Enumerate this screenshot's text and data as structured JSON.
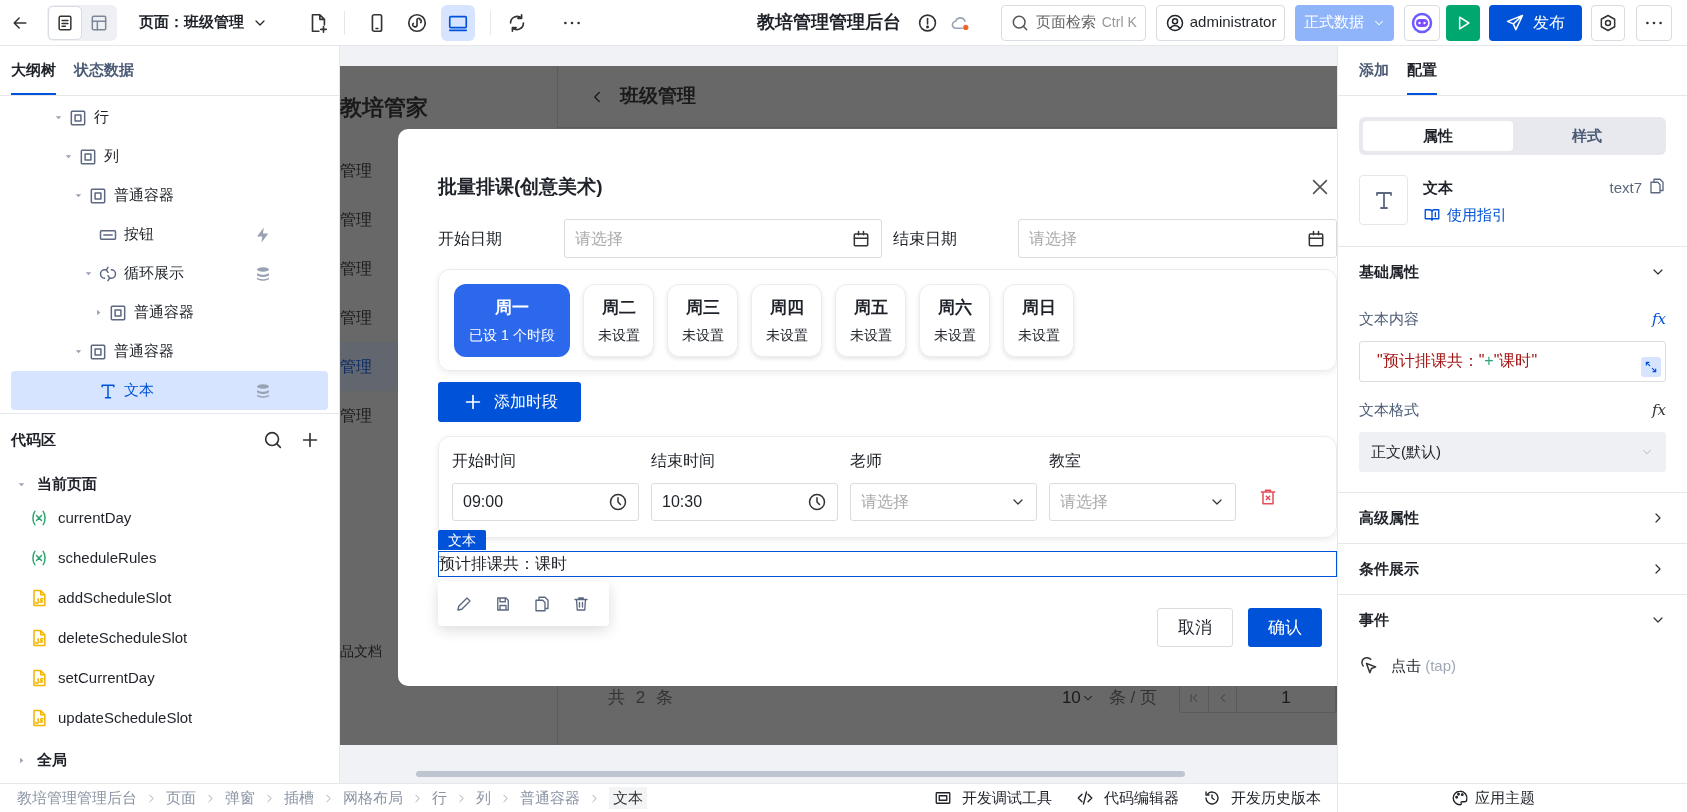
{
  "toolbar": {
    "view_modes": [
      {
        "kind": "outline",
        "selected": true
      },
      {
        "kind": "layout",
        "selected": false
      }
    ],
    "page_label": "页面：班级管理",
    "devices": [
      {
        "kind": "phone",
        "selected": false
      },
      {
        "kind": "miniapp",
        "selected": false
      },
      {
        "kind": "desktop",
        "selected": true
      }
    ],
    "app_title": "教培管理管理后台",
    "search": {
      "placeholder": "页面检索",
      "shortcut": "Ctrl K"
    },
    "user": "administrator",
    "data_source": {
      "label": "正式数据",
      "disabled": true
    },
    "publish": "发布"
  },
  "left_panel": {
    "tabs": [
      {
        "label": "大纲树",
        "selected": true
      },
      {
        "label": "状态数据",
        "selected": false
      }
    ],
    "tree": [
      {
        "label": "行",
        "kind": "container",
        "expanded": true,
        "selected": false,
        "children": [
          {
            "label": "列",
            "kind": "container",
            "expanded": true,
            "selected": false,
            "children": [
              {
                "label": "普通容器",
                "kind": "container",
                "expanded": true,
                "selected": false,
                "children": [
                  {
                    "label": "按钮",
                    "kind": "button",
                    "event_bound": true,
                    "selected": false
                  },
                  {
                    "label": "循环展示",
                    "kind": "loop",
                    "data_bound": true,
                    "expanded": true,
                    "selected": false,
                    "children": [
                      {
                        "label": "普通容器",
                        "kind": "container",
                        "expanded": false,
                        "selected": false
                      }
                    ]
                  }
                ]
              },
              {
                "label": "普通容器",
                "kind": "container",
                "expanded": true,
                "selected": false,
                "children": [
                  {
                    "label": "文本",
                    "kind": "text",
                    "data_bound": true,
                    "selected": true
                  }
                ]
              }
            ]
          }
        ]
      }
    ],
    "code_area": {
      "title": "代码区",
      "groups": [
        {
          "label": "当前页面",
          "expanded": true,
          "items": [
            {
              "kind": "variable",
              "name": "currentDay"
            },
            {
              "kind": "variable",
              "name": "scheduleRules"
            },
            {
              "kind": "function",
              "name": "addScheduleSlot"
            },
            {
              "kind": "function",
              "name": "deleteScheduleSlot"
            },
            {
              "kind": "function",
              "name": "setCurrentDay"
            },
            {
              "kind": "function",
              "name": "updateScheduleSlot"
            }
          ]
        },
        {
          "label": "全局",
          "expanded": false
        }
      ]
    }
  },
  "preview": {
    "app_name": "教培管家",
    "menu": [
      {
        "label": "管理",
        "selected": false
      },
      {
        "label": "管理",
        "selected": false
      },
      {
        "label": "管理",
        "selected": false
      },
      {
        "label": "管理",
        "selected": false
      },
      {
        "label": "管理",
        "selected": true
      },
      {
        "label": "管理",
        "selected": false
      }
    ],
    "docs_link": "品文档",
    "page_title": "班级管理",
    "total": "共 2 条",
    "page_size": "10",
    "page_size_unit": "条 / 页",
    "page_number": "1"
  },
  "dialog": {
    "title": "批量排课(创意美术)",
    "date_fields": [
      {
        "label": "开始日期",
        "placeholder": "请选择"
      },
      {
        "label": "结束日期",
        "placeholder": "请选择"
      }
    ],
    "days": [
      {
        "name": "周一",
        "status": "已设 1 个时段",
        "selected": true
      },
      {
        "name": "周二",
        "status": "未设置",
        "selected": false
      },
      {
        "name": "周三",
        "status": "未设置",
        "selected": false
      },
      {
        "name": "周四",
        "status": "未设置",
        "selected": false
      },
      {
        "name": "周五",
        "status": "未设置",
        "selected": false
      },
      {
        "name": "周六",
        "status": "未设置",
        "selected": false
      },
      {
        "name": "周日",
        "status": "未设置",
        "selected": false
      }
    ],
    "add_button": "添加时段",
    "slots": [
      {
        "fields": [
          {
            "label": "开始时间",
            "kind": "time",
            "value": "09:00"
          },
          {
            "label": "结束时间",
            "kind": "time",
            "value": "10:30"
          },
          {
            "label": "老师",
            "kind": "select",
            "placeholder": "请选择"
          },
          {
            "label": "教室",
            "kind": "select",
            "placeholder": "请选择"
          }
        ]
      }
    ],
    "selected_component": {
      "tag": "文本",
      "text": "预计排课共：课时"
    },
    "buttons": [
      {
        "label": "取消",
        "kind": "secondary"
      },
      {
        "label": "确认",
        "kind": "primary"
      }
    ]
  },
  "right_panel": {
    "tabs": [
      {
        "label": "添加",
        "selected": false
      },
      {
        "label": "配置",
        "selected": true
      }
    ],
    "segments": [
      {
        "label": "属性",
        "selected": true
      },
      {
        "label": "样式",
        "selected": false
      }
    ],
    "component": {
      "name": "文本",
      "guide_link": "使用指引",
      "id": "text7"
    },
    "sections": [
      {
        "title": "基础属性",
        "expanded": true,
        "fields": [
          {
            "kind": "expression",
            "label": "文本内容",
            "formula_mark": "fx",
            "formula_active": true,
            "tokens": [
              {
                "kind": "string",
                "text": "\"预计排课共：\""
              },
              {
                "kind": "operator",
                "text": "+"
              },
              {
                "kind": "string",
                "text": "\"课时\""
              }
            ]
          },
          {
            "kind": "select",
            "label": "文本格式",
            "formula_mark": "fx",
            "formula_active": false,
            "value": "正文(默认)"
          }
        ]
      },
      {
        "title": "高级属性",
        "expanded": false
      },
      {
        "title": "条件展示",
        "expanded": false
      },
      {
        "title": "事件",
        "expanded": true,
        "events": [
          {
            "name": "点击",
            "code": "(tap)"
          }
        ]
      }
    ],
    "theme_button": "应用主题"
  },
  "status_bar": {
    "breadcrumb": [
      "教培管理管理后台",
      "页面",
      "弹窗",
      "插槽",
      "网格布局",
      "行",
      "列",
      "普通容器",
      "文本"
    ],
    "tools": [
      {
        "kind": "debug",
        "label": "开发调试工具"
      },
      {
        "kind": "code",
        "label": "代码编辑器"
      },
      {
        "kind": "history",
        "label": "开发历史版本"
      }
    ]
  }
}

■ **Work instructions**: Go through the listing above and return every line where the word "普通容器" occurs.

■ **Exercise response**:
                "label": "普通容器",
                        "label": "普通容器",
                "label": "普通容器",
      "普通容器",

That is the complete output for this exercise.